Finally I spotted the sign indicating “Hart's Ford Road” and at just the place the map had indicated. As I turned left onto the two-lane country road my stomach tightened as I knew the answer to my questions were only a mile away. The road was a lonely one with no indication of anything, just a road sign and a road. Less than a mile down the road a church came into view on the right and a cemetery on the left. I was giddy as a kid on Christmas. Although I had seen photographs of the church and aerial views it remained as unknown as a stranger knocking on your front door during a thunderstorm.
I turned off of Hart’s Ford Road onto Vickers Road and then immediately into a parking area. The gravel crunching and popping under my tires I rolled to a stop facing the low brick fence surrounding the cemetery. I could easily see the all the headstones circumscribed by the fence but the Vickers headstone stood out. On the fence another reference to the Vickers family, a marble slab embedded in the brick fence post which read:
In memory of Dr. Thomas Vickers 1864-1948
I didn't yet know whether my great-grandparents were buried in this cemetery but questions occurred to me: Did this Dr. Vickers – a man with a road, a cemetery, and tombstone in his honor – known my family?

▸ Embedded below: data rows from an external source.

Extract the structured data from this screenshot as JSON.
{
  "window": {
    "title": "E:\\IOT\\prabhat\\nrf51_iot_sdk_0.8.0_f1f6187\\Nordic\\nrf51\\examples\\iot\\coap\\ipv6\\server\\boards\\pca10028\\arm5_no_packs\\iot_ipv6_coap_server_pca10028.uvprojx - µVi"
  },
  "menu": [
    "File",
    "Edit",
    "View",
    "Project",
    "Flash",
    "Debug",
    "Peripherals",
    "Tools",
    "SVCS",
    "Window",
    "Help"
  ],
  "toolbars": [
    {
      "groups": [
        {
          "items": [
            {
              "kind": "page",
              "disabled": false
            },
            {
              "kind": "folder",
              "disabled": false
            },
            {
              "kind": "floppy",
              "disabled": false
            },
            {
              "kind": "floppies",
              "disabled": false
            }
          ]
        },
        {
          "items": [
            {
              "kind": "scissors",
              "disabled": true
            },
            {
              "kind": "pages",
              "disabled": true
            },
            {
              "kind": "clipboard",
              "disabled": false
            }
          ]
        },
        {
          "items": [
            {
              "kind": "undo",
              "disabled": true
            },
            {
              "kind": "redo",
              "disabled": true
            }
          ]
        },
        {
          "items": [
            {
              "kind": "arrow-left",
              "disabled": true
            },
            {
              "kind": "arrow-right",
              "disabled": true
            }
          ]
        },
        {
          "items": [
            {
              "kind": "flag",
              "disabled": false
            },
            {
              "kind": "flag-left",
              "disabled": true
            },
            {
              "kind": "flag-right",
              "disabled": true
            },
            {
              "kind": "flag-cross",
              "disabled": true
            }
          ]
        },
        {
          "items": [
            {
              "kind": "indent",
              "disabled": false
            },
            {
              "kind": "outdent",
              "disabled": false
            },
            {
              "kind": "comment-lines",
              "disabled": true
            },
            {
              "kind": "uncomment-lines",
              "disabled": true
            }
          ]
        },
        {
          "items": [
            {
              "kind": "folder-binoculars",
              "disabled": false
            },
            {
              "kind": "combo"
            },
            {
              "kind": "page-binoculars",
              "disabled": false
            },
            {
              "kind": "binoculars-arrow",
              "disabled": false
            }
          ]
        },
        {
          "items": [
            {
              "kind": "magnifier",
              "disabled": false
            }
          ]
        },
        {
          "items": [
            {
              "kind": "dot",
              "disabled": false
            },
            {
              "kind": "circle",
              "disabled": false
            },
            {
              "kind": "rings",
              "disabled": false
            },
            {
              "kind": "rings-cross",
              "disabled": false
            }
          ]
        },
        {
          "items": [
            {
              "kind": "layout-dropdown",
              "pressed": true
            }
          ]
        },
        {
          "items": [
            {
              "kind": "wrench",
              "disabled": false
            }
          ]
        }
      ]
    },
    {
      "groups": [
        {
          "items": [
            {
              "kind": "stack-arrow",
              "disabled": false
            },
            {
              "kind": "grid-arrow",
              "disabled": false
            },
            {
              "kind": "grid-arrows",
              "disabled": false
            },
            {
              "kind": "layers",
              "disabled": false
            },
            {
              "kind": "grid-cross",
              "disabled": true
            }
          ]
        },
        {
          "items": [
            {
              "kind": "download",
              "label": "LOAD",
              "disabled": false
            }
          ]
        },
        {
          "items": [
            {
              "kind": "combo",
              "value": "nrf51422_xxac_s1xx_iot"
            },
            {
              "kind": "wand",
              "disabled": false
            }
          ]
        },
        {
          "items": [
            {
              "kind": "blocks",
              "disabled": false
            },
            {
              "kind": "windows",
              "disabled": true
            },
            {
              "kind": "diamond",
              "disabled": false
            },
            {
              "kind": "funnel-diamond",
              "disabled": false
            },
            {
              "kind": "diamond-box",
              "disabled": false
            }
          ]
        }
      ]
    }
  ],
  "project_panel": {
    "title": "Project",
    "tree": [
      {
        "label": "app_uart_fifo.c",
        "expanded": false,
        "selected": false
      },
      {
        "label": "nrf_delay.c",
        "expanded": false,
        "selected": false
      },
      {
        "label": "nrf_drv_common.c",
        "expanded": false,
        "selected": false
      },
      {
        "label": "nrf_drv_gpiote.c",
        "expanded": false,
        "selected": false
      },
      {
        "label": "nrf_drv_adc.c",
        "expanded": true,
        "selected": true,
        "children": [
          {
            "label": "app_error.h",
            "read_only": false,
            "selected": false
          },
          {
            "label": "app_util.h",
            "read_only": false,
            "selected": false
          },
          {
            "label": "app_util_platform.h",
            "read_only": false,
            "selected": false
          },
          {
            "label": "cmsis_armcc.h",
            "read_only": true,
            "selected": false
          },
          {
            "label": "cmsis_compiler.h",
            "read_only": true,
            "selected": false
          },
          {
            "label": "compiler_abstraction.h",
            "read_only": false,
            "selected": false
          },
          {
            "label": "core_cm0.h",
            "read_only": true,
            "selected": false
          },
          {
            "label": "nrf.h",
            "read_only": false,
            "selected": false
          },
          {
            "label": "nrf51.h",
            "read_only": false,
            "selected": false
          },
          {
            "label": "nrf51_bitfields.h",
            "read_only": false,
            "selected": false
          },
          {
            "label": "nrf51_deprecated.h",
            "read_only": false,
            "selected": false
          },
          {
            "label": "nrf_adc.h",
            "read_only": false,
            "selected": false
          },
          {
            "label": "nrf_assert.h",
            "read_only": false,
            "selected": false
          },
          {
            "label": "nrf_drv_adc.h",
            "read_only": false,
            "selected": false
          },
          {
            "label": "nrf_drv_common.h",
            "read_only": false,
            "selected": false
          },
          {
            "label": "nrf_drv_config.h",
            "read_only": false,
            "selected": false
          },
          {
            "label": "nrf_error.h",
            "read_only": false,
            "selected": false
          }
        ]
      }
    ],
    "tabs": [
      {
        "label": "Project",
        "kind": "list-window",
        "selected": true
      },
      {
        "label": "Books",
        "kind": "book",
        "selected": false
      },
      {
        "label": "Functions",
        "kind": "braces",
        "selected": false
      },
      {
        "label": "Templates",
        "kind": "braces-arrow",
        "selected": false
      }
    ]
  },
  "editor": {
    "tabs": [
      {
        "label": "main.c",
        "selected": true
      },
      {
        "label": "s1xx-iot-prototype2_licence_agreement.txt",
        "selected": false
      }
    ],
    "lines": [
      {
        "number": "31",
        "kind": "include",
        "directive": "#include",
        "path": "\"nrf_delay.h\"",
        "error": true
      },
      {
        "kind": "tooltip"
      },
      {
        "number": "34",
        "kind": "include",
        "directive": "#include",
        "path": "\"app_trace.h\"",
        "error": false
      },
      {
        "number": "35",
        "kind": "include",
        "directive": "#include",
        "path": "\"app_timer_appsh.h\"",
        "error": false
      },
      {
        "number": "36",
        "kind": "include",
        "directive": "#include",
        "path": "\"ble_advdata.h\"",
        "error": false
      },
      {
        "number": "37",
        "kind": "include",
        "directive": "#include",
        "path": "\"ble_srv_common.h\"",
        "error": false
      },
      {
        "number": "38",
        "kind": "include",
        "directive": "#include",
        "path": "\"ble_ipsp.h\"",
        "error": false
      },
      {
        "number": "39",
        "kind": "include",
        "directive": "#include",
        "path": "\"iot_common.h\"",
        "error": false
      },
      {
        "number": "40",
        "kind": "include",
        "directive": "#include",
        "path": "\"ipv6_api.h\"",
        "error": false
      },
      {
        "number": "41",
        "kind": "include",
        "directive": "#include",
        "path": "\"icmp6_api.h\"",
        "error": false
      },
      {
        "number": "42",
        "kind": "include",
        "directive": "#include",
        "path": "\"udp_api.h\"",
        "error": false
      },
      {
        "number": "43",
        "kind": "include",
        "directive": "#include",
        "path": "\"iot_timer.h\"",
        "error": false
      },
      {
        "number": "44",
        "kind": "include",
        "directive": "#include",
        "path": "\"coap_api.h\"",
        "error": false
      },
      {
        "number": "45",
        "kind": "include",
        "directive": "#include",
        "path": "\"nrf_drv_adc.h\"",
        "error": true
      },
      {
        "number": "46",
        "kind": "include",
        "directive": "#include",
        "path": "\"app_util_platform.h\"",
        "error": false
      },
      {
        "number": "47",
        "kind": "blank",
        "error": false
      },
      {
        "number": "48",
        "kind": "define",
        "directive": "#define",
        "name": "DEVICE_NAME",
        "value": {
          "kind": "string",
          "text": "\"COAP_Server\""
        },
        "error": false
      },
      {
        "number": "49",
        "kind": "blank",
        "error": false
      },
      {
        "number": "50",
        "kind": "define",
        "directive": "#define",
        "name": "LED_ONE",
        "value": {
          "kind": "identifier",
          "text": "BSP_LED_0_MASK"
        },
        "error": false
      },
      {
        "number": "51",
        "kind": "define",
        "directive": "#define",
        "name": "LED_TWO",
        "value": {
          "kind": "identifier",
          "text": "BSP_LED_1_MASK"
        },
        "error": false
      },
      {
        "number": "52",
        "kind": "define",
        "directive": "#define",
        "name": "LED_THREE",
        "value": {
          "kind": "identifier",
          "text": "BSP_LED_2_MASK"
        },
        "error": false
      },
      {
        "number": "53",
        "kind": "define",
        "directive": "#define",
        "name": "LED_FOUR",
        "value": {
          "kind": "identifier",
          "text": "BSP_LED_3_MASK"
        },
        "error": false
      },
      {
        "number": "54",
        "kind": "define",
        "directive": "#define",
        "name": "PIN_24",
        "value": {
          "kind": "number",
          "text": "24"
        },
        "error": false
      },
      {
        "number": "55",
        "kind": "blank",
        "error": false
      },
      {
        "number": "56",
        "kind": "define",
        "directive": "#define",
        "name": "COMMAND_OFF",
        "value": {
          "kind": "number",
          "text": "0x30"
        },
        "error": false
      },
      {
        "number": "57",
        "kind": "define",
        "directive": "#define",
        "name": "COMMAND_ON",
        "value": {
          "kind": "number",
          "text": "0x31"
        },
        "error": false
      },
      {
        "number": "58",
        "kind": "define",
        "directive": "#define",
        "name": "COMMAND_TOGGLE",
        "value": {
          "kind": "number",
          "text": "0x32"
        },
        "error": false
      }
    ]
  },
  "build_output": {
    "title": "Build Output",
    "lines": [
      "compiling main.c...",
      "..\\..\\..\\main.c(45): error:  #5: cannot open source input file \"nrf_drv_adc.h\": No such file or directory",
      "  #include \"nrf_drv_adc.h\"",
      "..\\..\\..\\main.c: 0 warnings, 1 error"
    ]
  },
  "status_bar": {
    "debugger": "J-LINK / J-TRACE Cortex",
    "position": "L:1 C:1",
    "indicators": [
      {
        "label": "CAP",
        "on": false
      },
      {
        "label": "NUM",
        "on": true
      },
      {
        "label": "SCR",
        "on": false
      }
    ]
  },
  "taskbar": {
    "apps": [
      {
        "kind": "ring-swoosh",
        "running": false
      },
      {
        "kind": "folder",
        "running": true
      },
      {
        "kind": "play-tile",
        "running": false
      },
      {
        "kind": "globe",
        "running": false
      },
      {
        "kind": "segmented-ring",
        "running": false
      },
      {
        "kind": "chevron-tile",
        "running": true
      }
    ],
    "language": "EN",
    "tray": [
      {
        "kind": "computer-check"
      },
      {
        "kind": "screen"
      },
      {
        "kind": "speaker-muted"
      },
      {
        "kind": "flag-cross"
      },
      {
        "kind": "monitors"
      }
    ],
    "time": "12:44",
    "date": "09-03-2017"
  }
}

Was he their doctor? I may never know.
I got out of the car slowly, quietly, and respectfully. I felt like I was being watched. There was a green Ford Focus parked at the church so I assumed that is where the feeling was coming from. Maybe a church administrator or custodian was working today and now I had entered their day as a curious stranger in rural Georgia.
I approached the gate, read the Vickers's inscription and entered the cemetery. I was excited; the suspense was overwhelming. I wanted to run through the cemetery to locate the my grandparents as quickly as I could but decided a methodical approach would be a better choice and might reveal interesting facts that haste might cause me to miss. I started in the front left corner I walked left to right as I scanned the names on each headstone. I forced myself not to look ahead, the anticipation was almost overwhelming and my confidence was back as I now somehow new this was the right place. Left to right, left to right, I walked.
My great-grandparents greeted me subtly, quietly but lovingly near the middle of the cemetery. I had found them. The Johnson headstone was surprisingly one of the nicer ones in the cemetery. It was not the largest or gaudy but instead tastefully inscribed with ornamentation on each upper corner. The granite was polished smooth and glossy. It looked new and probably was not the original.
The headstone was was centered over the graves of my great-grandparents and inscribed JOHNSON. Each grave was covered with a large rectangle of granite lying flat on the ground. There was one for Charlie E. and Hattie T. Johnson. I had found them.
I walked the entire cemetery and found no other known family members or interesting clues. There had been a recent funeral here as the green funeral tent still shaded a fresh mount of earth. The grave was covered in flowers and potted plants. I did not investigate this site as I didn't want whoever was watching me to get to think I was up to no good.
I photographed the cemetery and walked across the road to the church. The church was locked so I knocked hoping I could meet with whoever belonged to the Ford Focus. No one answered. I was hoping I could inquire about church records, etc. to fill in more of the pieces of my genealogical past.
The day was a good one and I was satisfied. I was once again many miles (and hours) from home on a Friday afternoon due to dad's directions but it didn’t matter, I was with family.